• [Extracted entries]:
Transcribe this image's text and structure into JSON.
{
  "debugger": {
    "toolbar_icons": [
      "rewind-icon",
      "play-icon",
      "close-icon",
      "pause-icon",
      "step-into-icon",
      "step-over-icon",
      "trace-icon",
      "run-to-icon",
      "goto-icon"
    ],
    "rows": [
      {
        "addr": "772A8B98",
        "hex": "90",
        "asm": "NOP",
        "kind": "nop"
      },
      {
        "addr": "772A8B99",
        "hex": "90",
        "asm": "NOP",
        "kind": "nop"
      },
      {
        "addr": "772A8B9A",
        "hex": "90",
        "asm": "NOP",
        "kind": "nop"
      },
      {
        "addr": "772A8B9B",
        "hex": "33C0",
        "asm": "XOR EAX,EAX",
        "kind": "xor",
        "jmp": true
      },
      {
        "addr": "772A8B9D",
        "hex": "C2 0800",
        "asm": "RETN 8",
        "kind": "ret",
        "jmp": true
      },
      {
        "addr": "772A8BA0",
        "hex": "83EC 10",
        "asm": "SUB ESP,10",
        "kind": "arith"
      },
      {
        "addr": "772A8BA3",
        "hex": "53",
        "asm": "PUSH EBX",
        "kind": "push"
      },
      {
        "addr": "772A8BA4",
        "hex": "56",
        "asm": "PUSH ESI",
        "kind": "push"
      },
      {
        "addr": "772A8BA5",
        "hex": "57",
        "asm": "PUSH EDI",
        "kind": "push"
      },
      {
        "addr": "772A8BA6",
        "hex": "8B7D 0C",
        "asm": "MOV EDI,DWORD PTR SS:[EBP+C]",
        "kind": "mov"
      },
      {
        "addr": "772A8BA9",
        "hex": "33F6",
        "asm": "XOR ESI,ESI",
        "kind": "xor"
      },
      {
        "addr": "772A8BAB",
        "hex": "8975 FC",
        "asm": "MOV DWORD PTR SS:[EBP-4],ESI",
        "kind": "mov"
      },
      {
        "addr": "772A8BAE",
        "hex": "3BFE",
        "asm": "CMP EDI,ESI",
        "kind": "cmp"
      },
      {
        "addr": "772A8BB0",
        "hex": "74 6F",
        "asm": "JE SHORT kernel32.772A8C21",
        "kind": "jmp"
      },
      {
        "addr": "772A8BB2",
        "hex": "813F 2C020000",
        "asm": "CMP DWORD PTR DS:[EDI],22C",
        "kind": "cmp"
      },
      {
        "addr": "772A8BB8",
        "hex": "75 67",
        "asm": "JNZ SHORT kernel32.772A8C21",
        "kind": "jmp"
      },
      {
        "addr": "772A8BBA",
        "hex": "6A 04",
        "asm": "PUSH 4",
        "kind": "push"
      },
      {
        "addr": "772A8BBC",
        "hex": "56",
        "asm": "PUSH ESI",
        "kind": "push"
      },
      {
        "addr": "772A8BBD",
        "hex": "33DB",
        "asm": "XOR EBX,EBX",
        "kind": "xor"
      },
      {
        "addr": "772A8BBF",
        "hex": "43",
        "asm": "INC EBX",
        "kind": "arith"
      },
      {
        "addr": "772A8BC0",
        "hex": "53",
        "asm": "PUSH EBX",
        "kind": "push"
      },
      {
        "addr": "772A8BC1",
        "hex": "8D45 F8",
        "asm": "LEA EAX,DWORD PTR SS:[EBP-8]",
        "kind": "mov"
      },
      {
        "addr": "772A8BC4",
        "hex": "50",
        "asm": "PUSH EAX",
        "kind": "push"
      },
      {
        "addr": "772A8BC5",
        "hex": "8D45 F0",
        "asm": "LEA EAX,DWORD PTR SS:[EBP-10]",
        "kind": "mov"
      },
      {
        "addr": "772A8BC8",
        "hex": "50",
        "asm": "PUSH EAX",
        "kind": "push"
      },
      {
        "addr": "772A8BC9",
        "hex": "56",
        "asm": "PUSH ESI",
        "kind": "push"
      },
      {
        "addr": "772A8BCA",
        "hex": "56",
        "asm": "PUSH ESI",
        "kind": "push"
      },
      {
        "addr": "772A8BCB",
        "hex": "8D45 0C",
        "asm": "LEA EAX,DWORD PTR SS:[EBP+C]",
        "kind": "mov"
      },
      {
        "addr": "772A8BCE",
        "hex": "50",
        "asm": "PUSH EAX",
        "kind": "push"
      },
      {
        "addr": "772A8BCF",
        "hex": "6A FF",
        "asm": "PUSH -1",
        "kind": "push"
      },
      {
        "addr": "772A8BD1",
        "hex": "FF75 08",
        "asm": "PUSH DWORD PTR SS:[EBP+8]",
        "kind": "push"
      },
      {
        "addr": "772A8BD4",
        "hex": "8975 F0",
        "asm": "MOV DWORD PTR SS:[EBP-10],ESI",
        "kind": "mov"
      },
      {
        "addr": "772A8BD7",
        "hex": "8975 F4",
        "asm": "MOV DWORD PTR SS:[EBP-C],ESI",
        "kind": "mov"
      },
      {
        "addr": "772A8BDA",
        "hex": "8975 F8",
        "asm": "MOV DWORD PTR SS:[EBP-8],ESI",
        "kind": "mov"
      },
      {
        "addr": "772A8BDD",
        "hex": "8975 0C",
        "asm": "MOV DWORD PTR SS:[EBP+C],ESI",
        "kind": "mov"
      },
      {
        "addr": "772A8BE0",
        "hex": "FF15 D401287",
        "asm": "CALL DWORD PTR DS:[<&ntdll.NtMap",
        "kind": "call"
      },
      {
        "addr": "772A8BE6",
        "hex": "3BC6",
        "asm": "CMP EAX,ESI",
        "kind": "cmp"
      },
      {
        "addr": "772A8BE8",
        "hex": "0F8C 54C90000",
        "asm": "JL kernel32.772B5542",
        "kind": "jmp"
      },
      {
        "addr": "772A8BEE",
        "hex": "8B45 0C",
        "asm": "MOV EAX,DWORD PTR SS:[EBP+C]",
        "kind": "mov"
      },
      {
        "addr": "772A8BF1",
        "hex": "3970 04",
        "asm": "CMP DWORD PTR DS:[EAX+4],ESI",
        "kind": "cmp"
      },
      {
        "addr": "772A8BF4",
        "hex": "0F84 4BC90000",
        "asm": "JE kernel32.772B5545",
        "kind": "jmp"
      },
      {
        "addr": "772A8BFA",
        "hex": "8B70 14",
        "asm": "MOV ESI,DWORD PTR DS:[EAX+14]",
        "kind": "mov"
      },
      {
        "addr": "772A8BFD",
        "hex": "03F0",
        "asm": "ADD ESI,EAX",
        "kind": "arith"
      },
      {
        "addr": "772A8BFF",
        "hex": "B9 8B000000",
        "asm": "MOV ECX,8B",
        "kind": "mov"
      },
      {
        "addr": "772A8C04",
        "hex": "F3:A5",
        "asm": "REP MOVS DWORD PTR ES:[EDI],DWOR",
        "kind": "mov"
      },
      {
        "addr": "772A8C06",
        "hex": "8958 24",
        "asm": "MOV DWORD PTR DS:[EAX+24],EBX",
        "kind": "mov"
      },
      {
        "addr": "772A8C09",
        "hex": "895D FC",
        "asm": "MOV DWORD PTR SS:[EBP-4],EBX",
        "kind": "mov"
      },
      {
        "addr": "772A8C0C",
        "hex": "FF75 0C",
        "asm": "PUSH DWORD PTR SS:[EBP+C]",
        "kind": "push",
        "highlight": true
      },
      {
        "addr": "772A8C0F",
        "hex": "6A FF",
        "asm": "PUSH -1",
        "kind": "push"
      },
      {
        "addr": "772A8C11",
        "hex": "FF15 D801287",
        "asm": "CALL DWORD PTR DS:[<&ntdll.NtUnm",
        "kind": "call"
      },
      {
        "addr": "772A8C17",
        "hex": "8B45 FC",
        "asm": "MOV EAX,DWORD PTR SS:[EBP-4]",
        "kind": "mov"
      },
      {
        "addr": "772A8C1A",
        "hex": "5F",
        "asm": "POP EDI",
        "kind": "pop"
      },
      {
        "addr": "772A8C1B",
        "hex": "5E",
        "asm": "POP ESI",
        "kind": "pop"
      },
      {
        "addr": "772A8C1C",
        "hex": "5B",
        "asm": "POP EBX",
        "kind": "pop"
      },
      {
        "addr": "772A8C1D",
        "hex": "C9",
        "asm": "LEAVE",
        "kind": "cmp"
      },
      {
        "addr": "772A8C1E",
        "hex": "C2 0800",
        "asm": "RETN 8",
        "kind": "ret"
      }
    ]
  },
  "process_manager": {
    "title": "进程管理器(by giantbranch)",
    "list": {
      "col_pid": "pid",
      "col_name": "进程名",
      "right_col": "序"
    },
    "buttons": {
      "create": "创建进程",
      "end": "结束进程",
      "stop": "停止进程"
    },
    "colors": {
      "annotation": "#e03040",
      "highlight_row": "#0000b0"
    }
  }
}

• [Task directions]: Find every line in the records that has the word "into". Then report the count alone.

• [Task response]: 2